• AIM OF THE EXERCISE:
From the entries below, copy every line holding the word "Social".

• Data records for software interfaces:
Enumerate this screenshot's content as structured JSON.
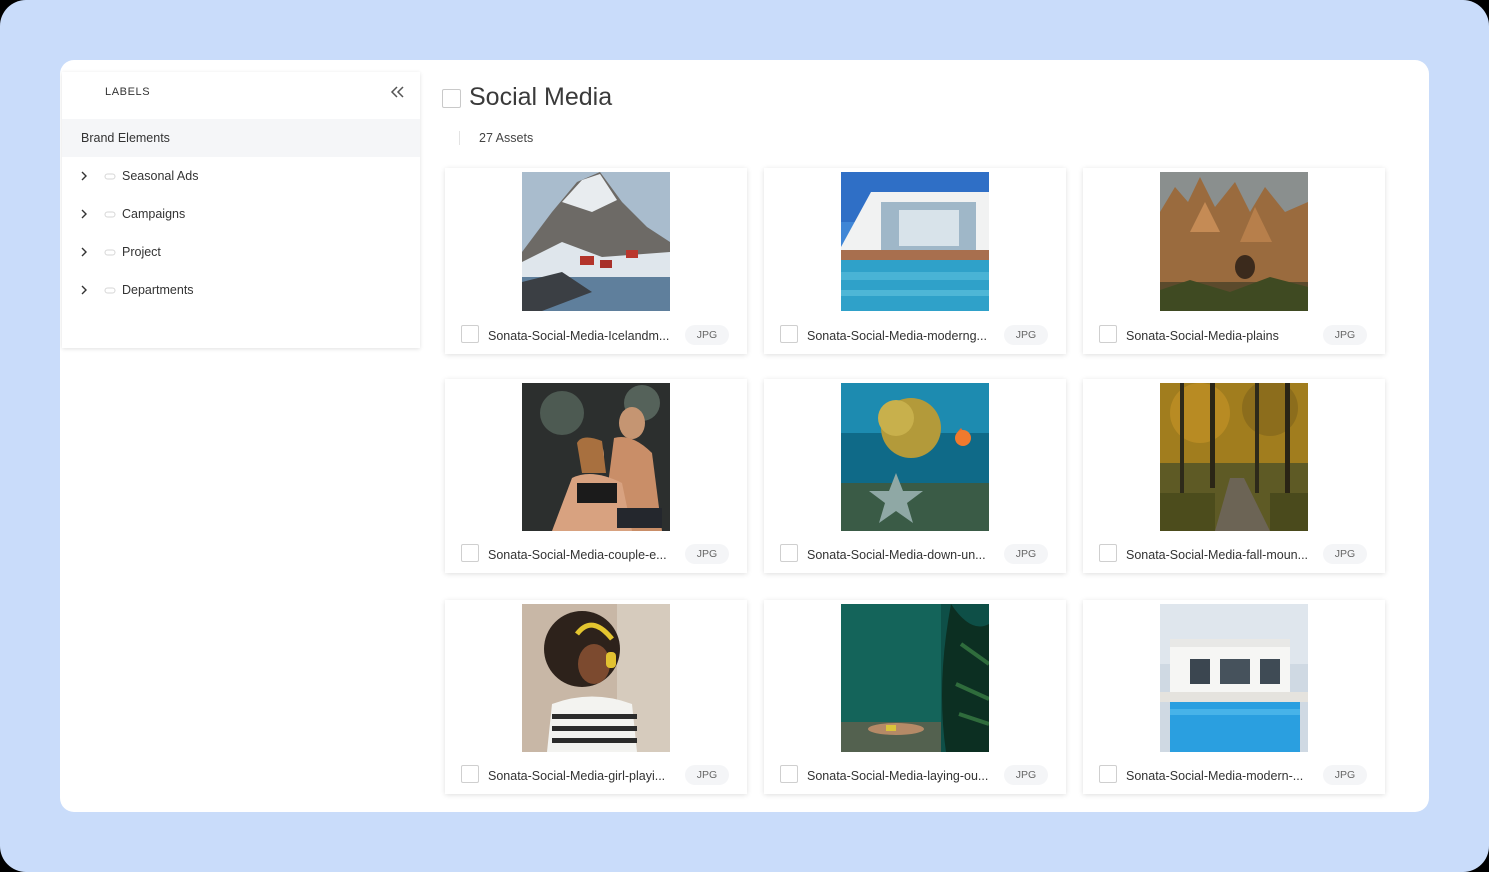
{
  "sidebar": {
    "title": "LABELS",
    "root": "Brand Elements",
    "items": [
      {
        "label": "Seasonal Ads"
      },
      {
        "label": "Campaigns"
      },
      {
        "label": "Project"
      },
      {
        "label": "Departments"
      }
    ]
  },
  "main": {
    "title": "Social Media",
    "asset_count": "27 Assets",
    "assets": [
      {
        "name": "Sonata-Social-Media-Icelandm...",
        "type": "JPG"
      },
      {
        "name": "Sonata-Social-Media-moderng...",
        "type": "JPG"
      },
      {
        "name": "Sonata-Social-Media-plains",
        "type": "JPG"
      },
      {
        "name": "Sonata-Social-Media-couple-e...",
        "type": "JPG"
      },
      {
        "name": "Sonata-Social-Media-down-un...",
        "type": "JPG"
      },
      {
        "name": "Sonata-Social-Media-fall-moun...",
        "type": "JPG"
      },
      {
        "name": "Sonata-Social-Media-girl-playi...",
        "type": "JPG"
      },
      {
        "name": "Sonata-Social-Media-laying-ou...",
        "type": "JPG"
      },
      {
        "name": "Sonata-Social-Media-modern-...",
        "type": "JPG"
      }
    ]
  },
  "icons": {
    "collapse": "double-chevron-left-icon",
    "expand": "chevron-right-icon",
    "label_tag": "tag-outline-icon"
  },
  "colors": {
    "background": "#c9dcfa",
    "panel": "#ffffff",
    "selected_row": "#f5f6f8",
    "badge": "#f4f5f7"
  }
}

• ANSWER:
    "title": "Social Media",
        "name": "Sonata-Social-Media-Icelandm...",
        "name": "Sonata-Social-Media-moderng...",
        "name": "Sonata-Social-Media-plains",
        "name": "Sonata-Social-Media-couple-e...",
        "name": "Sonata-Social-Media-down-un...",
        "name": "Sonata-Social-Media-fall-moun...",
        "name": "Sonata-Social-Media-girl-playi...",
        "name": "Sonata-Social-Media-laying-ou...",
        "name": "Sonata-Social-Media-modern-...",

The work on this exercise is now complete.